Letters from Lodi
An insightful and objective look at viticulture and winemaking from the Lodi
Appellation and the growers and vintners behind these crafts. Told from the
perspective of multi-award winning wine journalist, Randy Caparoso.
Poetry in early Lodi autumn mornings
There is nothing like a late November walk through Lodi vineyards at the break of dawn; when vines are shrouded in ghostly fog, over a lush, green carpet soaked in numbing dew (waterproof boots recommended).
From afar, the dying leaves on the vines might look depressing – curled up or burnt crisp, another year of life on the wane – but up close, each leaf might also beguile the senses. As poets are apt to put it, there is beauty in death; particularly in cloaks of yellow, flames of orange, or rivers of blood-red color on gnarled spurs and trunks of more ancient vines. Who doesn’t find joy in such loud and violent cacophony?
Hence, the snippets of verse that these photos – recently snapped in the oldest block of Carignan vines (planted in the 1890s) in Spenker Ranch, now better known as the Jessie’s Grove property – seem to whisper, as Emily Dickinson does in...
As Summer into Autumn slips
And yet we sooner say
"The Summer" than "the Autumn," lest
We turn the sun away,
The familiar, deathly feel of cold air and shadowy days, as Robert Frost wrote, is My November Guest...
My sorrow, when she’s here with me,
Thinks these dark days of autumn rain
Are beautiful as days can be;
She loves the bare, the withered tree;
She walks the sodden pasture lane.
In Lodi, the early morning fog slithers in from the Delta, like insiduous waves of air in Percy Bysshe Shelley’s Ode to the West Wind...
O wild West Wind, thou breath of Autumn’s being,
Thou, from whose unseen presence the leaves dead
Are driven, like ghosts from an enchanter fleeing...
Like the moldy residuals of the past year's harvest pictured above, Thomas Hood envisioned the season's blurred, disquieting edges in the verse of his Autumn...

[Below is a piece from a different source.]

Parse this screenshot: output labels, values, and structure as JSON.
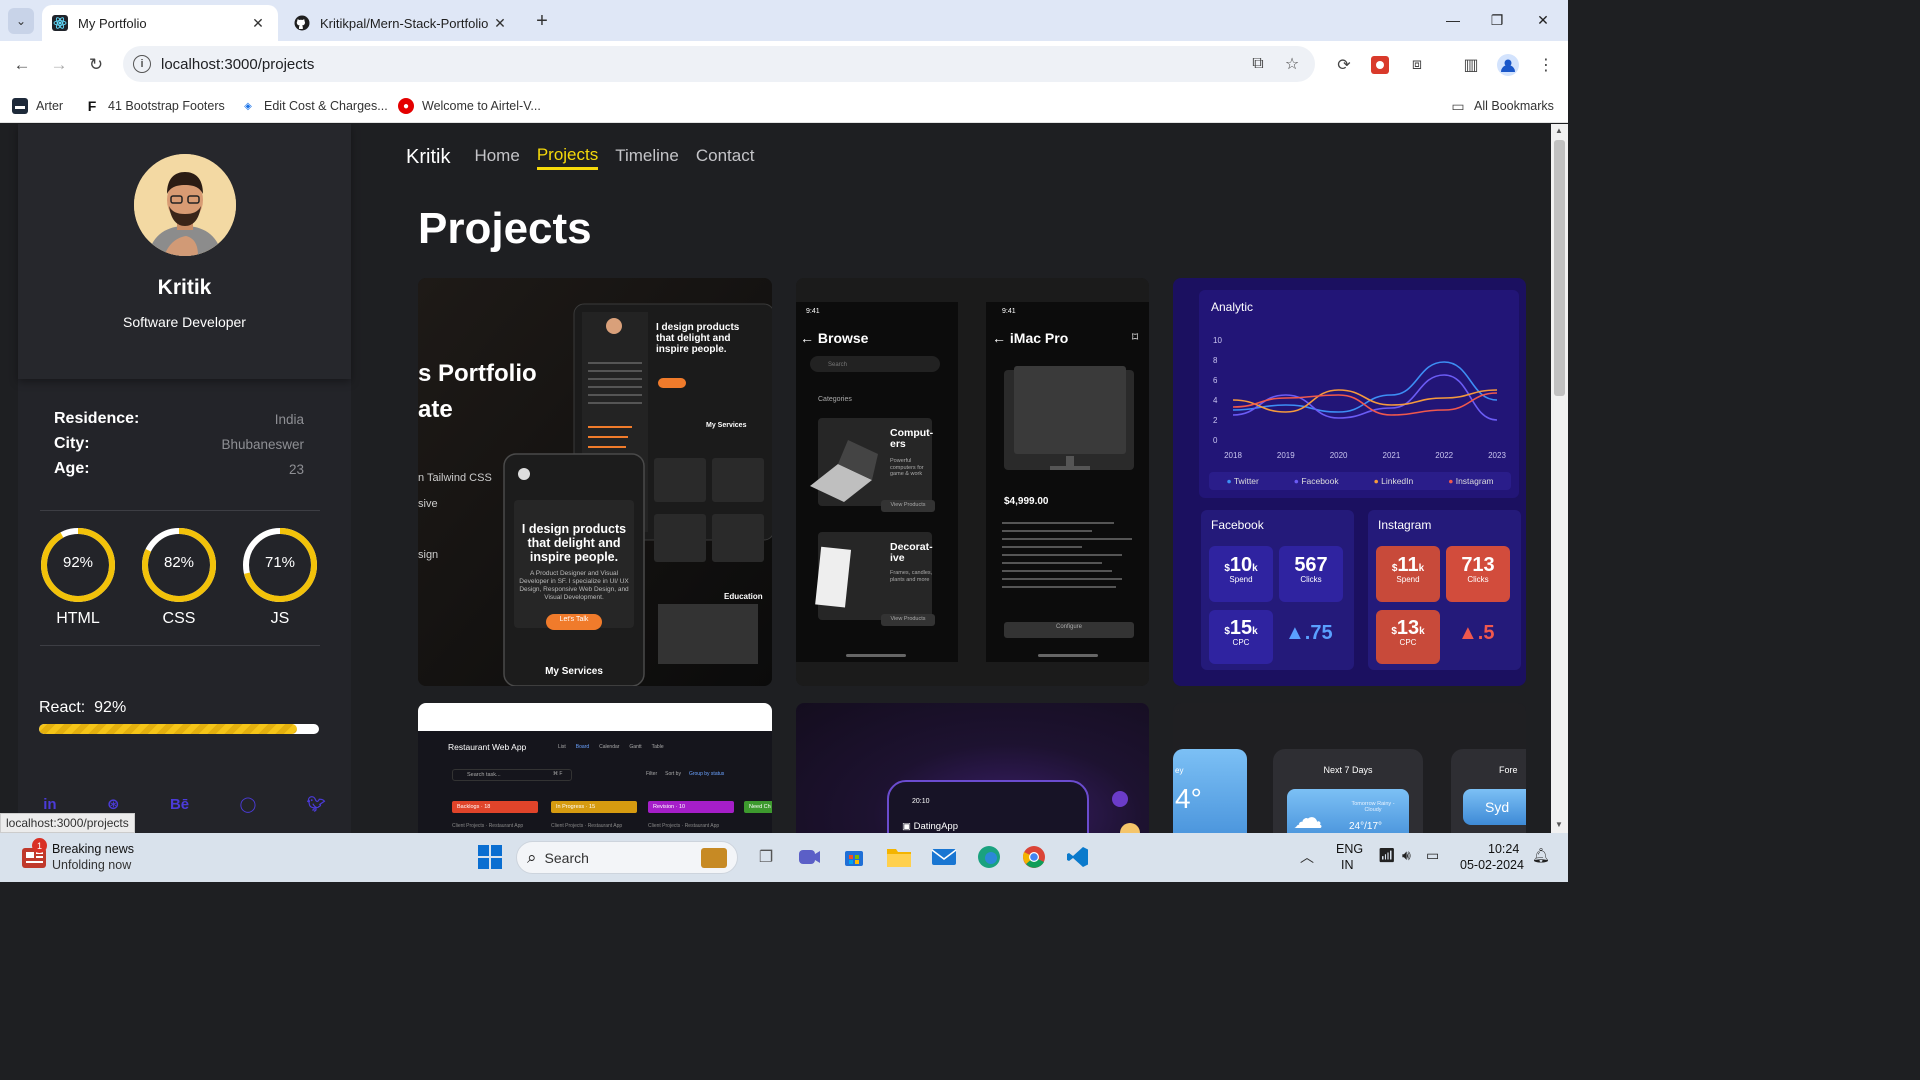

I Saw old Autumn in the misty morn
Stand shadowless like Silence, listening
Although in Emily Dickinson's reclusive yet whimsical mind, there was rhythmic mirth to be found in autumn's dying colors in her III. NATURE XXVIII. AUTUMN....
The rose is out of town.
The maple wears a gayer scarf,
The field a scarlet gown.
Lest I should be old-fashioned,
I'll put a trinket on.
Inevitably, in fall, Dickinson would find pulsating life in fields painted with red...
The name – of it – is "Autumn" –
The hue – of it – is Blood –
An Artery – upon the Hill –
A Vein – along the Road –
While Robert Louis Stevenson could proclaim, in Autumn Fires...
Sing a song of seasons!
Something bright in all!
Flowers in the summer,
Fires in the fall!
Emily Bronte waxed blithely, although with some glee, that Fall leaves fall...
Every leaf speaks bliss to me
Fluttering from the autumn tree.
While an emotional Carl Sandburg found in Autumn Movement...
I CRIED over beautiful things knowing no beautiful thing lasts.
Edna St. Vincent found something of redemption in The Death of Autumn...
My heart. I know that Beauty must ail and die,
And will be born again -- but ah, to see
Beauty stiffened, staring up at the sky!
Oh, Autumn! Autumn! – What is the Spring to me?
And as Patricia L. Cisco chortles, this is a time of year to, like, "make like a tree and leaf"...
Sing to me, Autumn, with the rustle of your leaves.
Breathe on me your spicy scents that flow within your breeze.